Each record that follows should be duplicated exactly, except for its pictures.

= = = = = = =

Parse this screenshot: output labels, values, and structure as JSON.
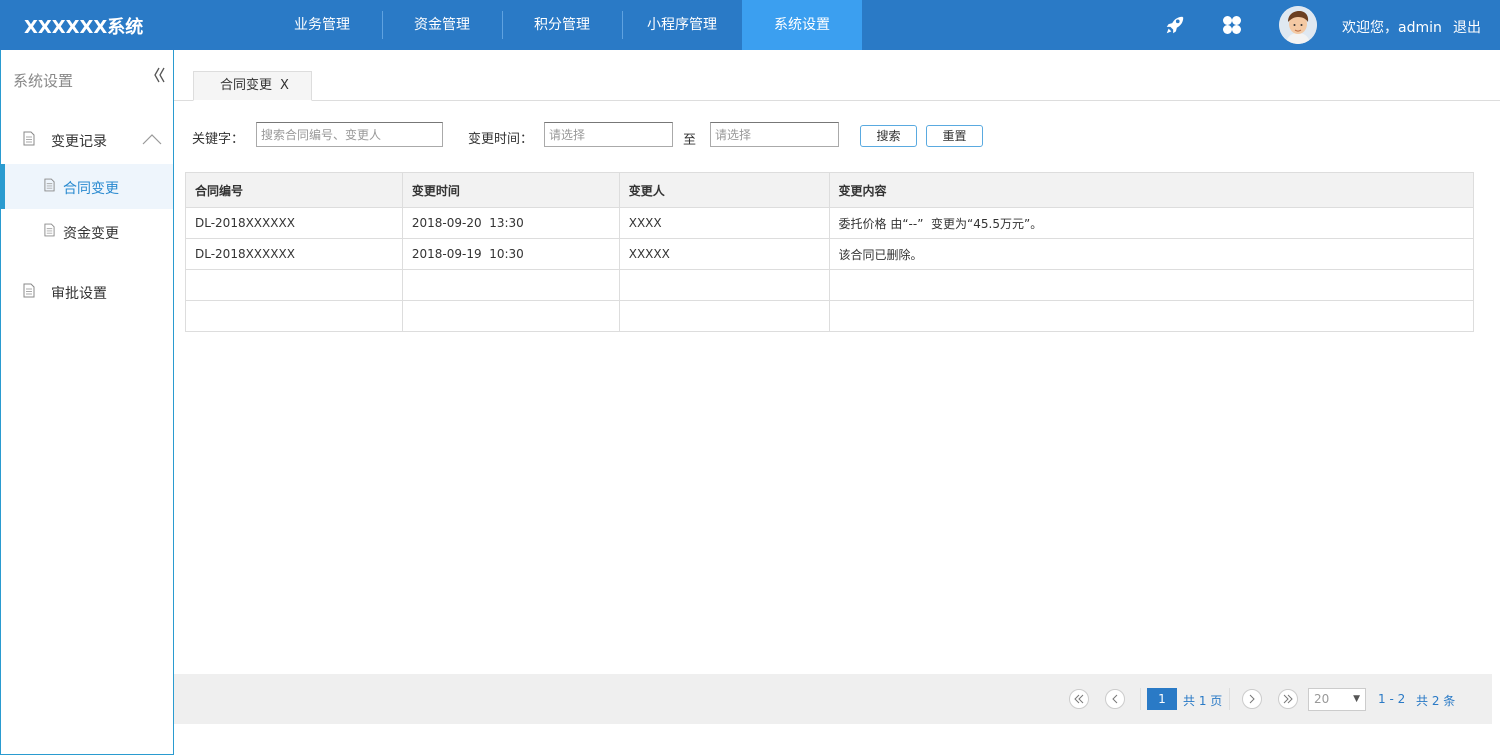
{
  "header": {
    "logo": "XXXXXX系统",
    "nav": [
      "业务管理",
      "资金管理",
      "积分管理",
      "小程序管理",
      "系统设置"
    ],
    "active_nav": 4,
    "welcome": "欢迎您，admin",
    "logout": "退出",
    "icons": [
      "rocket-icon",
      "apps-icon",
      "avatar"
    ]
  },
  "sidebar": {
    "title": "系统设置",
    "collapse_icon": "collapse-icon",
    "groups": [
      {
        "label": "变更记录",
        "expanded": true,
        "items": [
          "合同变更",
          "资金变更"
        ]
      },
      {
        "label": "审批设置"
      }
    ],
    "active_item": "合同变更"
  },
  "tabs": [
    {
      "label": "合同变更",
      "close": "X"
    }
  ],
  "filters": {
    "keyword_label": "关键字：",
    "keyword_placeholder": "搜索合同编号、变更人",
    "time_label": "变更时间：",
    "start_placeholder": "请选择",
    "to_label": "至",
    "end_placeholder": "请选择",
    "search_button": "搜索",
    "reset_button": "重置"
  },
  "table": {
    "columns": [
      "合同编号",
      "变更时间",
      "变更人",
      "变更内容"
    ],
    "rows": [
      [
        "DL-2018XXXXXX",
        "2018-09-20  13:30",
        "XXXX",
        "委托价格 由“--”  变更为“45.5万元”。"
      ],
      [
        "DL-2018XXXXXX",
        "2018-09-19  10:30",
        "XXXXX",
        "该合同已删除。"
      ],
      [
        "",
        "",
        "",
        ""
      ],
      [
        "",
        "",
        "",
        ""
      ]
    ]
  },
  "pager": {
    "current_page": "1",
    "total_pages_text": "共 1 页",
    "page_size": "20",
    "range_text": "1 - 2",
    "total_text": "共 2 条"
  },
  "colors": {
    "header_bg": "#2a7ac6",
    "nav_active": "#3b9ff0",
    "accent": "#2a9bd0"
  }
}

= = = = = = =

*FINAL ANSWER*.
Parse this screenshot: output labels, values, and structure as JSON.
{
  "header": {
    "logo": "XXXXXX系统",
    "nav": [
      "业务管理",
      "资金管理",
      "积分管理",
      "小程序管理",
      "系统设置"
    ],
    "active_nav": 4,
    "welcome": "欢迎您，admin",
    "logout": "退出",
    "icons": [
      "rocket-icon",
      "apps-icon",
      "avatar"
    ]
  },
  "sidebar": {
    "title": "系统设置",
    "collapse_icon": "collapse-icon",
    "groups": [
      {
        "label": "变更记录",
        "expanded": true,
        "items": [
          "合同变更",
          "资金变更"
        ]
      },
      {
        "label": "审批设置"
      }
    ],
    "active_item": "合同变更"
  },
  "tabs": [
    {
      "label": "合同变更",
      "close": "X"
    }
  ],
  "filters": {
    "keyword_label": "关键字：",
    "keyword_placeholder": "搜索合同编号、变更人",
    "time_label": "变更时间：",
    "start_placeholder": "请选择",
    "to_label": "至",
    "end_placeholder": "请选择",
    "search_button": "搜索",
    "reset_button": "重置"
  },
  "table": {
    "columns": [
      "合同编号",
      "变更时间",
      "变更人",
      "变更内容"
    ],
    "rows": [
      [
        "DL-2018XXXXXX",
        "2018-09-20  13:30",
        "XXXX",
        "委托价格 由“--”  变更为“45.5万元”。"
      ],
      [
        "DL-2018XXXXXX",
        "2018-09-19  10:30",
        "XXXXX",
        "该合同已删除。"
      ],
      [
        "",
        "",
        "",
        ""
      ],
      [
        "",
        "",
        "",
        ""
      ]
    ]
  },
  "pager": {
    "current_page": "1",
    "total_pages_text": "共 1 页",
    "page_size": "20",
    "range_text": "1 - 2",
    "total_text": "共 2 条"
  },
  "colors": {
    "header_bg": "#2a7ac6",
    "nav_active": "#3b9ff0",
    "accent": "#2a9bd0"
  }
}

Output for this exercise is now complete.